What the exercise asks =>
For every line in the records below that holds "Internet", make a copy.
*** Dataset records ***
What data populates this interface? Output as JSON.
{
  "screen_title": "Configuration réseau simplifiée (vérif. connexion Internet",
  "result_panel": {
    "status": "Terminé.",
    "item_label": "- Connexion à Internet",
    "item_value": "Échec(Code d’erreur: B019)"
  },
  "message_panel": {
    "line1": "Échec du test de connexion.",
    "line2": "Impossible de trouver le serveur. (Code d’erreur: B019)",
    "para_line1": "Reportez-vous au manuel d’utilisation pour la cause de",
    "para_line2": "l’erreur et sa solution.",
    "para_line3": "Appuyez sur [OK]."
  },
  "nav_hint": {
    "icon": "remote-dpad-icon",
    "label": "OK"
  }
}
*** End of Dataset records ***
Response below =>
  "screen_title": "Configuration réseau simplifiée (vérif. connexion Internet",
    "item_label": "- Connexion à Internet",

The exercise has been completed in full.